Top of Provided records

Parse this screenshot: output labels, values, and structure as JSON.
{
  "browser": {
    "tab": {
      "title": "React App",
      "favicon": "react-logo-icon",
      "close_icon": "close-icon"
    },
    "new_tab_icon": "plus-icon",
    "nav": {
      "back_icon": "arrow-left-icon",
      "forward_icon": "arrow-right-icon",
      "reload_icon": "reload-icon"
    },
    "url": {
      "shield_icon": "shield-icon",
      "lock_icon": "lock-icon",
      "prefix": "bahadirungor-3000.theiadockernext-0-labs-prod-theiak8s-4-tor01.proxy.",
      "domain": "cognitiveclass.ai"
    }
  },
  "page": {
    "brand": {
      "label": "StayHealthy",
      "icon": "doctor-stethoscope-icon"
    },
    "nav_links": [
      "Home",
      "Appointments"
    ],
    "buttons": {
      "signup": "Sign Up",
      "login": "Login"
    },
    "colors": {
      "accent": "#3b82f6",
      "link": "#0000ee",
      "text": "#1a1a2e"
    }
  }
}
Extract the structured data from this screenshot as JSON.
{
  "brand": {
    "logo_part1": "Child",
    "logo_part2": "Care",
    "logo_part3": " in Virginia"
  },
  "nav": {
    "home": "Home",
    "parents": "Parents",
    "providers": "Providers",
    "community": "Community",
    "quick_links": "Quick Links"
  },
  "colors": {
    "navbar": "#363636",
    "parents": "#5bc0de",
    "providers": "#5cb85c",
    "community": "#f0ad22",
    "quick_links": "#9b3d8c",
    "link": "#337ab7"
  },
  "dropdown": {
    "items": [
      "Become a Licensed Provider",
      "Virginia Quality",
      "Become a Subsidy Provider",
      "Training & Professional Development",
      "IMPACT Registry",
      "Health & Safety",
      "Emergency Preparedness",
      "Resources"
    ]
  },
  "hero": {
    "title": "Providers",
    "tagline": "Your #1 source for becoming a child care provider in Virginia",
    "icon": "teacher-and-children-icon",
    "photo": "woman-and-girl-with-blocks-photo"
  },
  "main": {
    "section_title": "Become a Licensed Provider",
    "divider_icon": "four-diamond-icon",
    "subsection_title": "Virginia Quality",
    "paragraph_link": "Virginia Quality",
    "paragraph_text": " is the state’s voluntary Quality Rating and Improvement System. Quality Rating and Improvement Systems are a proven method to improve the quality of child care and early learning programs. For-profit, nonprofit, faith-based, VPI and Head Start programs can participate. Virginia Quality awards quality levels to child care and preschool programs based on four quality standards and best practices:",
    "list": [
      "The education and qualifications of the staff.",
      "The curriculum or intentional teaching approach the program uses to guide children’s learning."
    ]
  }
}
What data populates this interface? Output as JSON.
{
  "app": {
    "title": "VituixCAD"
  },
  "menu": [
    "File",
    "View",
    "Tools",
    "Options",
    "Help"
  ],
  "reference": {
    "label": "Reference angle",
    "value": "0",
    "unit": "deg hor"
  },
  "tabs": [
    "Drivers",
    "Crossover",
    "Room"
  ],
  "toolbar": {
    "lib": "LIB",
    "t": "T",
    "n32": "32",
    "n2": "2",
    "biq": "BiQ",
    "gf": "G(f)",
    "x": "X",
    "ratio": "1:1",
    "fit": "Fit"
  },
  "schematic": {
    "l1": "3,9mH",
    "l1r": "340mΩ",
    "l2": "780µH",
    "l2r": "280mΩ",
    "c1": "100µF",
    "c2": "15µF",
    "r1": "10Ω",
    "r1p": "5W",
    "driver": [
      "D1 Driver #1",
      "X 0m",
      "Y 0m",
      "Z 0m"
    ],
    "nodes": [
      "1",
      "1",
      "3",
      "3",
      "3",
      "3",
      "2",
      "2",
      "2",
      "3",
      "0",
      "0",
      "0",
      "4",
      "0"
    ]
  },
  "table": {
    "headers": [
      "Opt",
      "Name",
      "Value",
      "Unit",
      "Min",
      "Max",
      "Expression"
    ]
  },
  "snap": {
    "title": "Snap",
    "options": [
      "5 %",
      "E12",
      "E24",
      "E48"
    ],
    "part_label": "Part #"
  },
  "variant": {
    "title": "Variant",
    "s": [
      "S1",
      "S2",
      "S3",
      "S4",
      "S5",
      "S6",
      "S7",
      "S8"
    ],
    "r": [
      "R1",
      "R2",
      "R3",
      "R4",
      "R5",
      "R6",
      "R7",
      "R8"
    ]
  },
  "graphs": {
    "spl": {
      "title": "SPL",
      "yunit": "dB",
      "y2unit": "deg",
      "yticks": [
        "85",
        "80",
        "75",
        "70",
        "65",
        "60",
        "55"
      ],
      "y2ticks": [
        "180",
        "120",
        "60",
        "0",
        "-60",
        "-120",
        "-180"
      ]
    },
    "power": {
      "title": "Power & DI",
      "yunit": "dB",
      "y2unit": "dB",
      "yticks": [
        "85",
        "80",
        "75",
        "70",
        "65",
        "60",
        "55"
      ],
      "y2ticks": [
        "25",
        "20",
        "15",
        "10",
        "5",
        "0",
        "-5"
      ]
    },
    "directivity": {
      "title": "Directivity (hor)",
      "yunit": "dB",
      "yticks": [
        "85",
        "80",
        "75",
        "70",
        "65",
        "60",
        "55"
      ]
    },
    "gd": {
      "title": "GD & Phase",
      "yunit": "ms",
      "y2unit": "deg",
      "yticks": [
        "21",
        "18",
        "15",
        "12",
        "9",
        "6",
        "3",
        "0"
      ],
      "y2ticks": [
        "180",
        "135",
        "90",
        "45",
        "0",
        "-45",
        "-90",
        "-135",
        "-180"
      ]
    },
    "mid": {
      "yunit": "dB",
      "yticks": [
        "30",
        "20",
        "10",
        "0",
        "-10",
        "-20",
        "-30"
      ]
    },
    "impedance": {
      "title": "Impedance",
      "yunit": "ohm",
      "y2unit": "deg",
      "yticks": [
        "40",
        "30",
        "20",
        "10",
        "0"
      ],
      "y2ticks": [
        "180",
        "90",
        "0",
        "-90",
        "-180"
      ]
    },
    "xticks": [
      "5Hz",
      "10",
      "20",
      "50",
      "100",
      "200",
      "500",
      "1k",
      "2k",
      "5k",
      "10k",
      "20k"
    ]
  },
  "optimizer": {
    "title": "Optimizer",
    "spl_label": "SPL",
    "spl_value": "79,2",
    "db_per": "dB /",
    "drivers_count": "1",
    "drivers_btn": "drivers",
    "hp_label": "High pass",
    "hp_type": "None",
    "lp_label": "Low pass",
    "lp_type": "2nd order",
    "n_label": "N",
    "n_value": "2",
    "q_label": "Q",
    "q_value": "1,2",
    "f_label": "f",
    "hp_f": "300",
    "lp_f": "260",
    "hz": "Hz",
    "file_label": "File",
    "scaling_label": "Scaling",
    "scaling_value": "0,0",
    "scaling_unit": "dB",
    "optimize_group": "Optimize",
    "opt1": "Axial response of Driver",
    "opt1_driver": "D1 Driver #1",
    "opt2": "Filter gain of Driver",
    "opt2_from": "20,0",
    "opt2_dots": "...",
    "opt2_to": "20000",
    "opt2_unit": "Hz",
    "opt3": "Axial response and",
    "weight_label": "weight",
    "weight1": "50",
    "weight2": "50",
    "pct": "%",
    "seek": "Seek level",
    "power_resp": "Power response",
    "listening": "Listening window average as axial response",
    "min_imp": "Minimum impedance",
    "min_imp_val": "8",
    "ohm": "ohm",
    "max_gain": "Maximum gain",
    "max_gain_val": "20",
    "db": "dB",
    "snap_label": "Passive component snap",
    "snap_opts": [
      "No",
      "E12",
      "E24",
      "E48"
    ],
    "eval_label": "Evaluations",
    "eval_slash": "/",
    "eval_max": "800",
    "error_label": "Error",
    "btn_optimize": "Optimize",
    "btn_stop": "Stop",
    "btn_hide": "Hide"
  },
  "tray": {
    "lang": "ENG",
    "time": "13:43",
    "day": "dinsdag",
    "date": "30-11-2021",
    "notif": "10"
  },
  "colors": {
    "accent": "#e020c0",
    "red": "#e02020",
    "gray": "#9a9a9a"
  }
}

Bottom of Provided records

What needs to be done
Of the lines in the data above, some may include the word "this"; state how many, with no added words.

Finished exercise
3